For two whole days I walked along the banks of the Ganges River in Varanasi, India. Trash littered the shores and sewage flowed into it from outfall pipes. At the cremation ghats, priests picked hip and chest bones and casually tossed them into the river. Yet every morning at dawn, worshipers flocked to the ghats of Varanasi to bathe in the muddy brown waters of the Ganges. Many immersed entirely, dunking one, two, three times. Some even scooped up vases full of the water and drank it down.
To Hindus, the Ganges River is as an embodiment of the goddess Ganga, who rinses away the sins of mankind and bestows blessings of the highest order. As such, they believe the waters of the Ganges to be pure and sacred, despite all evidence to the contrary. Several places along the Ganges are considered to be exceptionally holy, but perhaps none more so than Varanasi, where hundreds of worshipers gather on a daily basis to participate in the joyful act of bathing in the Mother Ganga.

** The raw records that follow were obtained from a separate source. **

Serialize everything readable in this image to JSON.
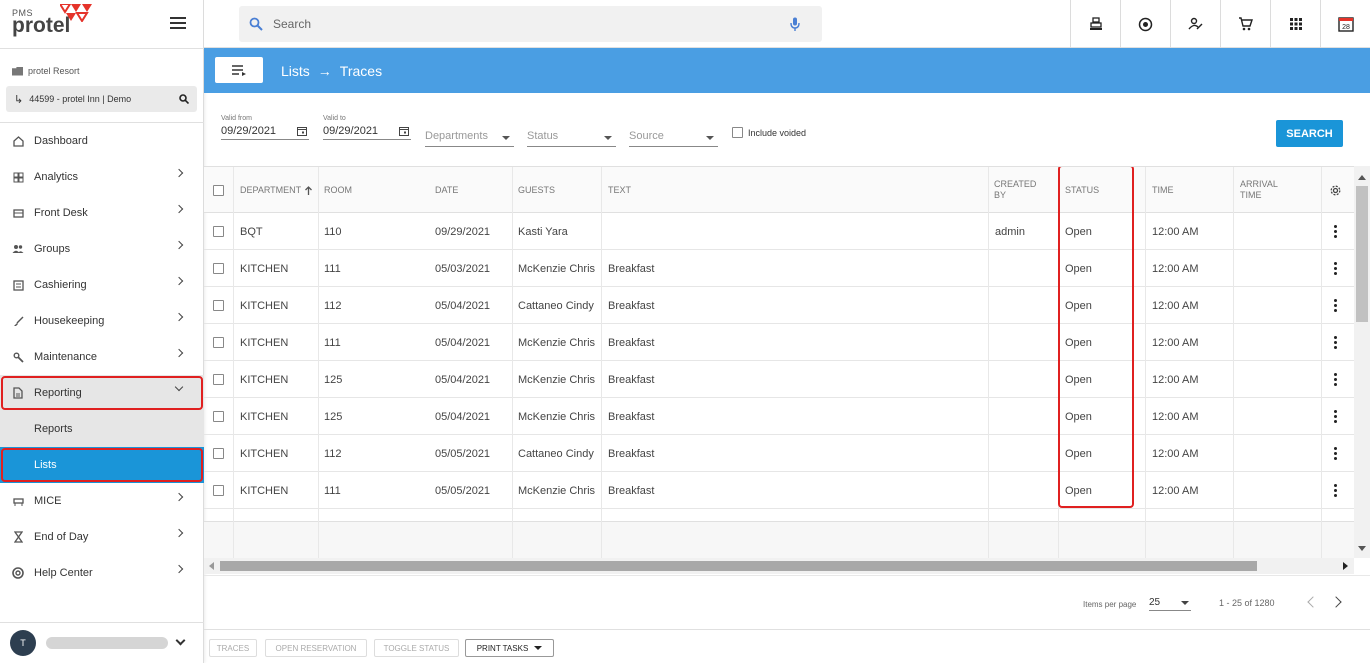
{
  "logo": {
    "pms": "PMS",
    "brand": "protel"
  },
  "resort_label": "protel Resort",
  "property_select": "44599 - protel Inn | Demo",
  "nav": [
    {
      "label": "Dashboard",
      "icon": "home-icon",
      "chevron": false
    },
    {
      "label": "Analytics",
      "icon": "dashboard-icon",
      "chevron": true
    },
    {
      "label": "Front Desk",
      "icon": "front-desk-icon",
      "chevron": true
    },
    {
      "label": "Groups",
      "icon": "groups-icon",
      "chevron": true
    },
    {
      "label": "Cashiering",
      "icon": "cashiering-icon",
      "chevron": true
    },
    {
      "label": "Housekeeping",
      "icon": "broom-icon",
      "chevron": true
    },
    {
      "label": "Maintenance",
      "icon": "wrench-icon",
      "chevron": true
    },
    {
      "label": "Reporting",
      "icon": "report-icon",
      "chevron": true
    },
    {
      "label": "MICE",
      "icon": "mice-icon",
      "chevron": true
    },
    {
      "label": "End of Day",
      "icon": "hourglass-icon",
      "chevron": true
    },
    {
      "label": "Help Center",
      "icon": "help-icon",
      "chevron": true
    }
  ],
  "nav_sub": [
    {
      "label": "Reports"
    },
    {
      "label": "Lists"
    }
  ],
  "user": {
    "initial": "T"
  },
  "search": {
    "placeholder": "Search"
  },
  "top_icons": [
    "cashbox-icon",
    "record-icon",
    "sign-icon",
    "cart-icon",
    "apps-icon",
    "calendar-icon"
  ],
  "calendar_day": "28",
  "breadcrumb": {
    "first": "Lists",
    "arrow": "→",
    "second": "Traces"
  },
  "filters": {
    "valid_from_label": "Valid from",
    "valid_from": "09/29/2021",
    "valid_to_label": "Valid to",
    "valid_to": "09/29/2021",
    "departments": "Departments",
    "status": "Status",
    "source": "Source",
    "include_voided": "Include voided",
    "search_button": "SEARCH"
  },
  "columns": {
    "department": "DEPARTMENT",
    "room": "ROOM",
    "date": "DATE",
    "guests": "GUESTS",
    "text": "TEXT",
    "created_by_1": "CREATED",
    "created_by_2": "BY",
    "status": "STATUS",
    "time": "TIME",
    "arrival_1": "ARRIVAL",
    "arrival_2": "TIME"
  },
  "rows": [
    {
      "department": "BQT",
      "room": "110",
      "date": "09/29/2021",
      "guests": "Kasti Yara",
      "text": "",
      "created_by": "admin",
      "status": "Open",
      "time": "12:00 AM",
      "arrival": ""
    },
    {
      "department": "KITCHEN",
      "room": "111",
      "date": "05/03/2021",
      "guests": "McKenzie Chris",
      "text": "Breakfast",
      "created_by": "",
      "status": "Open",
      "time": "12:00 AM",
      "arrival": ""
    },
    {
      "department": "KITCHEN",
      "room": "112",
      "date": "05/04/2021",
      "guests": "Cattaneo Cindy",
      "text": "Breakfast",
      "created_by": "",
      "status": "Open",
      "time": "12:00 AM",
      "arrival": ""
    },
    {
      "department": "KITCHEN",
      "room": "111",
      "date": "05/04/2021",
      "guests": "McKenzie Chris",
      "text": "Breakfast",
      "created_by": "",
      "status": "Open",
      "time": "12:00 AM",
      "arrival": ""
    },
    {
      "department": "KITCHEN",
      "room": "125",
      "date": "05/04/2021",
      "guests": "McKenzie Chris",
      "text": "Breakfast",
      "created_by": "",
      "status": "Open",
      "time": "12:00 AM",
      "arrival": ""
    },
    {
      "department": "KITCHEN",
      "room": "125",
      "date": "05/04/2021",
      "guests": "McKenzie Chris",
      "text": "Breakfast",
      "created_by": "",
      "status": "Open",
      "time": "12:00 AM",
      "arrival": ""
    },
    {
      "department": "KITCHEN",
      "room": "112",
      "date": "05/05/2021",
      "guests": "Cattaneo Cindy",
      "text": "Breakfast",
      "created_by": "",
      "status": "Open",
      "time": "12:00 AM",
      "arrival": ""
    },
    {
      "department": "KITCHEN",
      "room": "111",
      "date": "05/05/2021",
      "guests": "McKenzie Chris",
      "text": "Breakfast",
      "created_by": "",
      "status": "Open",
      "time": "12:00 AM",
      "arrival": ""
    }
  ],
  "pager": {
    "items_per_page_label": "Items per page",
    "items_per_page": "25",
    "range": "1 - 25 of 1280"
  },
  "actions": [
    {
      "label": "TRACES",
      "enabled": false
    },
    {
      "label": "OPEN RESERVATION",
      "enabled": false
    },
    {
      "label": "TOGGLE STATUS",
      "enabled": false
    },
    {
      "label": "PRINT TASKS",
      "enabled": true
    }
  ],
  "colors": {
    "accent": "#1a95d8",
    "header_blue": "#4a9ee3",
    "highlight_red": "#e02020",
    "brand_red": "#e5332a"
  }
}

Those who are unable to make the trip often arrange for their loved ones to pour their ashes in the river after they die.